→Reception of Augustine in the Orthodox Church
:''We further declare that we hold fast to the decrees of the four Councils, and in every way follow the holy Fathers, [[Athanasius of Alexandria|Athanasius]], [[Hilary of Poitiers|Hilary]], [[Basil the Great|Basil]], [[Gregory the Theologian]], [[Gregory of Nyssa]], [[Ambrose of Milan|Ambrose]], Theophilus, [[John Chrysostom|John (Chrysostom) of Constantinople]], [[Cyril of Alexandria|Cyril]], '''Augustine''', Proclus, [[Leo the Great|Leo]] and their writings on the true faith.''[http://www.ccel.org/fathers2/NPNF2-14/Npnf2-14-111.htm] (emphasis added)
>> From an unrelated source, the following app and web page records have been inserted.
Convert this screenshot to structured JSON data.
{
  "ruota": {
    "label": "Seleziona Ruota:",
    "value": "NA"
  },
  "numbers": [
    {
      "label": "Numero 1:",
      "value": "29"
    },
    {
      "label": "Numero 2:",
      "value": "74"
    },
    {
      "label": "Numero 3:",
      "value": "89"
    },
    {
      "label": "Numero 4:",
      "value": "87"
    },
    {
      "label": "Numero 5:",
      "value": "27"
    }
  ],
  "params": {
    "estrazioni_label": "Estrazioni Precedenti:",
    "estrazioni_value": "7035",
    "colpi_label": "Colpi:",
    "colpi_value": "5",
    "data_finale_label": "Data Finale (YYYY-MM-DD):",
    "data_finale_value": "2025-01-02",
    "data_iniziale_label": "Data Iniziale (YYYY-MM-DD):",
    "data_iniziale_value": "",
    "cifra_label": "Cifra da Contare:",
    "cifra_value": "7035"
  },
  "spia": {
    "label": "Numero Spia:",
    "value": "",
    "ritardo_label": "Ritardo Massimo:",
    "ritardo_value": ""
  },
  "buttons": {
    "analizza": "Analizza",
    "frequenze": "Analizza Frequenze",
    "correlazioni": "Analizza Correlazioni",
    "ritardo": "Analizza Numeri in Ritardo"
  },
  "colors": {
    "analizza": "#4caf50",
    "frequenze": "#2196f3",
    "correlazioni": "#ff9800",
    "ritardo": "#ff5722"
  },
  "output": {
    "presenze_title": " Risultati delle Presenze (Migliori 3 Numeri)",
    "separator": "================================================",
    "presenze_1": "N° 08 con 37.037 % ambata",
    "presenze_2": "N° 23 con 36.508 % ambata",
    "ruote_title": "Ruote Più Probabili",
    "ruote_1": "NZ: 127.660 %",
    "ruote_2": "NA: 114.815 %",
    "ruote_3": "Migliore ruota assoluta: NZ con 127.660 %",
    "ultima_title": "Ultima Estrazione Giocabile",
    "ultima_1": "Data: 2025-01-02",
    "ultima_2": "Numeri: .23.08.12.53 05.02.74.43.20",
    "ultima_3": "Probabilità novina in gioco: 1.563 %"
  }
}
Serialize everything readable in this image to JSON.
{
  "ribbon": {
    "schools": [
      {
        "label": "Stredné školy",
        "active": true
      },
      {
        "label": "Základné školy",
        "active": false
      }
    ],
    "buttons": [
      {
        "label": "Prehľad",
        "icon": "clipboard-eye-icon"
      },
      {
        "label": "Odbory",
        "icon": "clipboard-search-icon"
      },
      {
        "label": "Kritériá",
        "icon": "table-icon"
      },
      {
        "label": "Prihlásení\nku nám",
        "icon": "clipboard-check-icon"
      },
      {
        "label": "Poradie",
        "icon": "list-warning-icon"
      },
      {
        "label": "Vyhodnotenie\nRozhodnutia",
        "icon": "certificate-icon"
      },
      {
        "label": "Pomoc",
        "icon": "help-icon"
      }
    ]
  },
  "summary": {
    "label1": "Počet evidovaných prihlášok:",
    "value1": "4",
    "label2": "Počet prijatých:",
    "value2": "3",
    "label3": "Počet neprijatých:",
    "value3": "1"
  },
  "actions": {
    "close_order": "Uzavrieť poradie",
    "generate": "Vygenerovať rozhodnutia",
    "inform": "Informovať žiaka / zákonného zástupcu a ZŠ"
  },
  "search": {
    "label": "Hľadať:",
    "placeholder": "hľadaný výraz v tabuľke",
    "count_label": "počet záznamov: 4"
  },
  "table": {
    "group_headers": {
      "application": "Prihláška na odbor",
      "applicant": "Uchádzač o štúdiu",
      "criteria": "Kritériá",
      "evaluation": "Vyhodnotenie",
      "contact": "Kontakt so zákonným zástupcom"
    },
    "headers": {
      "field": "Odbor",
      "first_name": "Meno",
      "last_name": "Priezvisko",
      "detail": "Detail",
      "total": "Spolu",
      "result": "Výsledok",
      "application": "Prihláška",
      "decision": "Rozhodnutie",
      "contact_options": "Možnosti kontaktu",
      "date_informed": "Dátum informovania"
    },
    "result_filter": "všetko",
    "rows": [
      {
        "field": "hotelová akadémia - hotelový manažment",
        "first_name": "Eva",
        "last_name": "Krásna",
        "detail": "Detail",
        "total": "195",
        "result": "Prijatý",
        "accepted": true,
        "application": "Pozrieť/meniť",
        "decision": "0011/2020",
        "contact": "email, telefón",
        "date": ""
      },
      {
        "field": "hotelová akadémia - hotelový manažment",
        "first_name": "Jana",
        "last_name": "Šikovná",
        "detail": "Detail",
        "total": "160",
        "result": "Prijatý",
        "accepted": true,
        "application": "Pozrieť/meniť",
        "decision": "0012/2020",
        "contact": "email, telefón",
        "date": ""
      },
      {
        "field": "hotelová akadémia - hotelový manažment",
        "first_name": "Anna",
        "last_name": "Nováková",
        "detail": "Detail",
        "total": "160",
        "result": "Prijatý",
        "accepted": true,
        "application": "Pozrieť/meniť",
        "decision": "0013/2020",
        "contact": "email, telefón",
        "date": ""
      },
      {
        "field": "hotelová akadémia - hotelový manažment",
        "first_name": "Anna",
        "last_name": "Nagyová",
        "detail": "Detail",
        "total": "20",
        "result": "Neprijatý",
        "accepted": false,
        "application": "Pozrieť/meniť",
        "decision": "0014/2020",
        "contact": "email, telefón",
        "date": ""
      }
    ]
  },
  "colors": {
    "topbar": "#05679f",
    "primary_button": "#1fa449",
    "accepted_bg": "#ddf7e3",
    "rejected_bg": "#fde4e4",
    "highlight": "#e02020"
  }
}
In the acts of the [[Sixth Ecumenical Council]] (not yet translated into English), he is called the "most excellent and blessed Augustine" and is referred to as "the most wise teacher." In the
Conmenian Council of Constantinople in 1166 he is referred to as " Ο ΑΓΙΟΣ ΑΥΓΟΥΣΤΙΝΟΣ" - "Saint Augustine."
Despite these acclamations, most of his works were not translated into Greek until the 13th century (?) and some Orthodox Christians identify errors in his theology—especially those in his [[Triadology]] which gave rise to the ''[[Filioque]]'' addition to the [[Nicene-Constantinopolitan Creed]]—and regard him as being one of the major factors in the [[Great Schism]] between the Church in the East and in the West. Thus, there are those among the Orthodox who regard Augustine as a [[heresy|heretic]], although there has never been any conciliar condemnation of either him or his writings.